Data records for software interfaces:
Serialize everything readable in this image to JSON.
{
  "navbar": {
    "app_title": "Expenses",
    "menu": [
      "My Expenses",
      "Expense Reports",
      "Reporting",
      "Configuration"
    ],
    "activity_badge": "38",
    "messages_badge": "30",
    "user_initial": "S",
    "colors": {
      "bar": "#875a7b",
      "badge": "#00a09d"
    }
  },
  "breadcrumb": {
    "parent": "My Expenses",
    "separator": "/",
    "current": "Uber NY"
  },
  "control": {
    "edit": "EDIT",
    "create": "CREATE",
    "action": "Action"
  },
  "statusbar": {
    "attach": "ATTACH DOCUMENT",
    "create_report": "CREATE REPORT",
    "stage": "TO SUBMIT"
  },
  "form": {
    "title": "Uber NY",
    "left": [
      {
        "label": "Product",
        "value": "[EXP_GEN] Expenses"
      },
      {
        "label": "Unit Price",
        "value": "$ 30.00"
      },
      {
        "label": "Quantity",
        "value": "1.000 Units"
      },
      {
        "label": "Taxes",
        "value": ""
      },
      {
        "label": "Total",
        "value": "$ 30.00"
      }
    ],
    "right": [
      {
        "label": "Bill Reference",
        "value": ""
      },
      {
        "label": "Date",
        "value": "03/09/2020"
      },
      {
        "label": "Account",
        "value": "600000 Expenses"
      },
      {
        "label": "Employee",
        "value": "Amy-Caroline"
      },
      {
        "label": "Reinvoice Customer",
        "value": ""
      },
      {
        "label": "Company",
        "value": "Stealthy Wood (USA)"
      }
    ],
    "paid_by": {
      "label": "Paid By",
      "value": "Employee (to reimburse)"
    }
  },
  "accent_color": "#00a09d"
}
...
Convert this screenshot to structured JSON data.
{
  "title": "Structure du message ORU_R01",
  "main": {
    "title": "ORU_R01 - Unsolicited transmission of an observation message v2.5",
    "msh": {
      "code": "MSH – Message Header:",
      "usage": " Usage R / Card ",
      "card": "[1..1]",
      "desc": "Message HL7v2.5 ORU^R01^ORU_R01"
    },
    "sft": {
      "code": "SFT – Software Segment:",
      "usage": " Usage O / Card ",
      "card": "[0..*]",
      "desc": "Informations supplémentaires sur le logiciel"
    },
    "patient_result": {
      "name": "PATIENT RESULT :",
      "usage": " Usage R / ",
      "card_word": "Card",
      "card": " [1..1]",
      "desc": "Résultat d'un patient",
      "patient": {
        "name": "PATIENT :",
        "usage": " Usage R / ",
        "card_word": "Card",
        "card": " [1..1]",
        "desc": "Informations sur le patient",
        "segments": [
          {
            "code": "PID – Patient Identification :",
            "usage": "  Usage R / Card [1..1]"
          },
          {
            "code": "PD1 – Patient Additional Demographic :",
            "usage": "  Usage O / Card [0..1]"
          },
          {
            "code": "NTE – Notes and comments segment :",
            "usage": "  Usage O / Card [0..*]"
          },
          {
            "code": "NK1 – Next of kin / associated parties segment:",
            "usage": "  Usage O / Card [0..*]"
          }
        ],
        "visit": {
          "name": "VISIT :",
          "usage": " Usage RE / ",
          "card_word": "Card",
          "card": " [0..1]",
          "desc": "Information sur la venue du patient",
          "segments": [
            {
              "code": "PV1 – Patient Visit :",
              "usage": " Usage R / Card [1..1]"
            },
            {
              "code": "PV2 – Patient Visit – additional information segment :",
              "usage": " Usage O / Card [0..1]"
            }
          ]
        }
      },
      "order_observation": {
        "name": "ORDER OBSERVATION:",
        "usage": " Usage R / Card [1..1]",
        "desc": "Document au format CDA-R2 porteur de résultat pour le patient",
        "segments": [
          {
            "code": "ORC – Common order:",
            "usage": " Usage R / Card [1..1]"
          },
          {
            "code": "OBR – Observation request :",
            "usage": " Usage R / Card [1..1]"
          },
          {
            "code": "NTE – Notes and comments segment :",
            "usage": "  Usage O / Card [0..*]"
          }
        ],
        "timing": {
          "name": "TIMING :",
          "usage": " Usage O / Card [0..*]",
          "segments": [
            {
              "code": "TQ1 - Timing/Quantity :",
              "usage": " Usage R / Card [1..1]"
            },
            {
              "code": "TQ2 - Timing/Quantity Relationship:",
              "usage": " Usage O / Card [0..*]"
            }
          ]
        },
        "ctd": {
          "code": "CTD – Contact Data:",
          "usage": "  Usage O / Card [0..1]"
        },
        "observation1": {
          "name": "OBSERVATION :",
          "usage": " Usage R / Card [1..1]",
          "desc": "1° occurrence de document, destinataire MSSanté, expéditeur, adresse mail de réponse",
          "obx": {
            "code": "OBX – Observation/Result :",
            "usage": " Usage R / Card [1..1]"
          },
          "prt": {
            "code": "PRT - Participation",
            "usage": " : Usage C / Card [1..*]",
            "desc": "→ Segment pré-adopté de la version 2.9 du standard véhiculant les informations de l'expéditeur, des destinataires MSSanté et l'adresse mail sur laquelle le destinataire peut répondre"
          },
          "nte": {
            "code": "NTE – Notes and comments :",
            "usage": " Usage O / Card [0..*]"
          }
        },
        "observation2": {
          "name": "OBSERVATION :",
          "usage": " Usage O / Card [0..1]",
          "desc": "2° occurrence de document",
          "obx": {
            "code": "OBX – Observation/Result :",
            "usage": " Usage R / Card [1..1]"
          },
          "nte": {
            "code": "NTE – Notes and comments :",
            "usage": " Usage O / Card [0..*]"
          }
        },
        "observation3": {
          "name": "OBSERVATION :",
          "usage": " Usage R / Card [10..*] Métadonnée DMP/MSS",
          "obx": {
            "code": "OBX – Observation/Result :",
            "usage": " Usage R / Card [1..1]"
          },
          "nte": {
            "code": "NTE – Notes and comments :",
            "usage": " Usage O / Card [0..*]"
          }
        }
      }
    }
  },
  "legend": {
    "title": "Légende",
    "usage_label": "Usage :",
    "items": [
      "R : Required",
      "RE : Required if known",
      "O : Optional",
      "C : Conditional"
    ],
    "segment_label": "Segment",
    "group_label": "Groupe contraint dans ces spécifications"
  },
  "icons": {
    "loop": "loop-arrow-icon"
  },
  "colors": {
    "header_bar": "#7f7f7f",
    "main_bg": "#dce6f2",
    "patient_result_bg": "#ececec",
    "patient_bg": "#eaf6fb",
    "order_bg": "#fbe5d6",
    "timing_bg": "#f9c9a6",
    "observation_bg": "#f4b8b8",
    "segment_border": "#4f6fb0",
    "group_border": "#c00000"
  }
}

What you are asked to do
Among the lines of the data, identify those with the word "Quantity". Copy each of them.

Task solution
        "label": "Quantity",
              "code": "TQ1 - Timing/Quantity :",
              "code": "TQ2 - Timing/Quantity Relationship:",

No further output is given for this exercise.